Through careers working with young people as the CEOs of More Than Words and Bridge Over Troubled Waters, we have seen scores of youth made homeless when DCF closes their case without a plan. This has continued in the midst of a global crisis as DCF and other state agencies are turning away older youth who need their help. Now, as our state mandates a moratorium on evictions during this pandemic, we have to ask: where is this same level of concern and commitment to our most vulnerable young people? Something in the moral fabric of our society told us that creating homelessness amidst COVID was unconscionable. What about youth whose guardian, responsible for their care and protection, is the Commonwealth? For them, this is the same as an eviction to homelessness.
Even before COVID, the Commonwealth was embarrassingly complicit in creating young adult homelessness. Half of our homeless youth population is a direct result of the child welfare cliff, as youth age out of the system without support. There is a dearth of placement options for older youth, and young people’s years of trauma or neglect often result in complex behavioral issues that make it hard to succeed in group settings and foster homes. As a result, only about 30 percent of youth turning 18 continue to receive services from DCF and even fewer receive actual support with housing.
The Commonwealth needs to issue a moratorium on case closures for older youth. Massachusetts should join other states like Rhode Island and California who have already made this commitment. We must remain accountable for their care and protection through this crisis and track this with real-time, public data about the number of young people losing placements.

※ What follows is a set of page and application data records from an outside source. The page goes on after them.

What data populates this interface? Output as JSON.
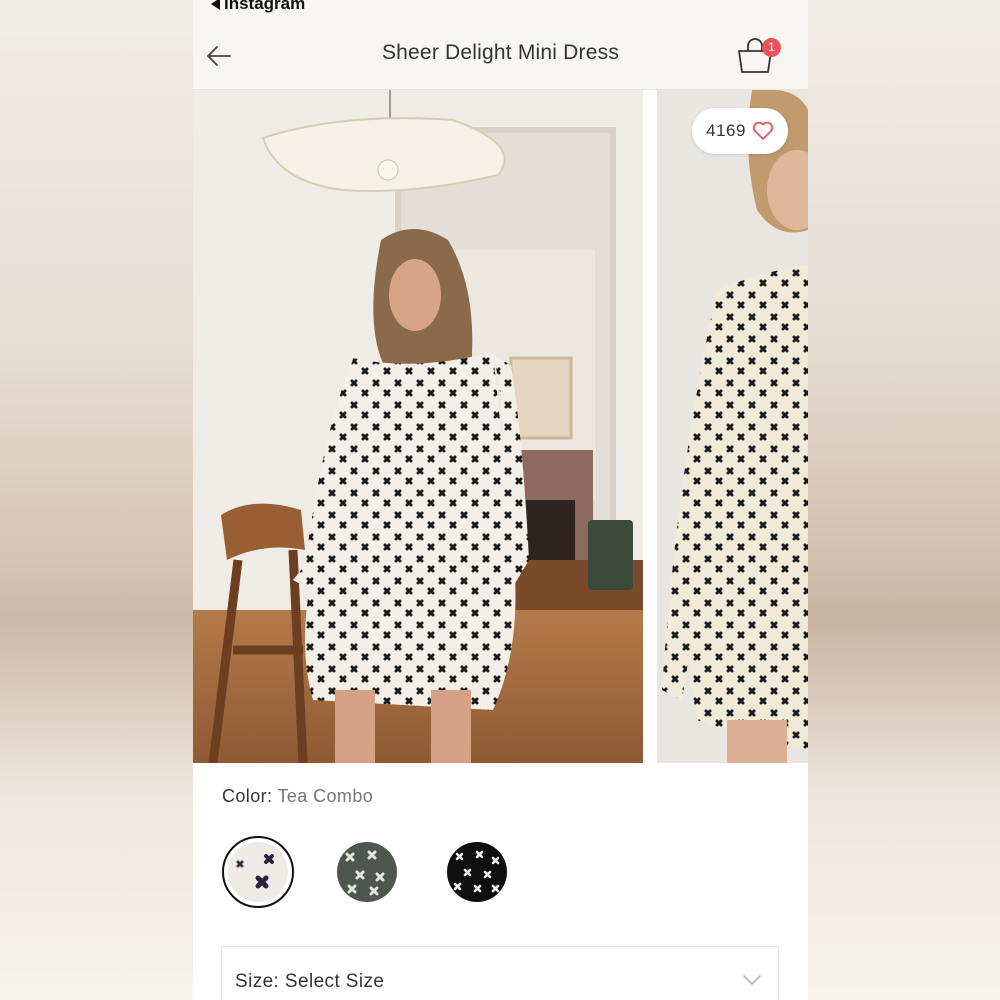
{
  "status_bar": {
    "back_app_label": "Instagram"
  },
  "header": {
    "title": "Sheer Delight Mini Dress",
    "cart_count": "1"
  },
  "gallery": {
    "like_count": "4169"
  },
  "color": {
    "label": "Color:",
    "value": "Tea Combo"
  },
  "swatches": [
    {
      "name": "tea-combo",
      "selected": true
    },
    {
      "name": "grey-combo",
      "selected": false
    },
    {
      "name": "black-combo",
      "selected": false
    }
  ],
  "size": {
    "label": "Size: Select Size"
  },
  "icons": [
    "back-arrow-icon",
    "shopping-bag-icon",
    "heart-icon",
    "chevron-down-icon"
  ],
  "colors": {
    "badge": "#e9545a",
    "heart": "#e9545a",
    "header_bg": "#f8f6f3"
  }
}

We must create immediate emergency housing options for young adults. Options can be created when partners come together to solve the problem. Bridge Over Troubled Waters is working with the city of Boston to convert an empty dorm into emergency housing for homeless youth, with More Than Words leaning in to provide additional programming. Not only is this the right thing to do, it is also in the interest of public health.
Beyond COVID, we need to ensure there are a greater number and types of housing options for young people aging out of state care. We cannot revert to handing youth lists of shelters. We have achieved initial success with a small pilot between More Than Words and Bridge Over Troubled Waters, housing young people in single-room occupancy units with Caritas Communities. Expanding this kind of next-step housing is a way forward for state agencies to support older youth at a significant discount from the price of group homes, shelters, and prisons.
Our youth deserve and need more from us. In the best of circumstances our most vulnerable youth are often made invisible. In the midst of this crisis we need to shine a light and be accountable. If we can disrupt a broken system and innovate in the midst of a pandemic, what a testament that would be to our ability to get this right for our youth.Jodi Rosenbaum is the CEO of More Than Words (www.mtwyouth.org), a nonprofit social enterprise that empowers system-involved youth to take charge of their lives by taking charge of a business. Elisabeth Jackson is the CEO of Bridge Over Troubled Waters (www.bridgeotw.org), the primary provider of housing and services for homeless youth in Boston.
*The name of the young person has been changed to Nicole out of respect for confidentiality.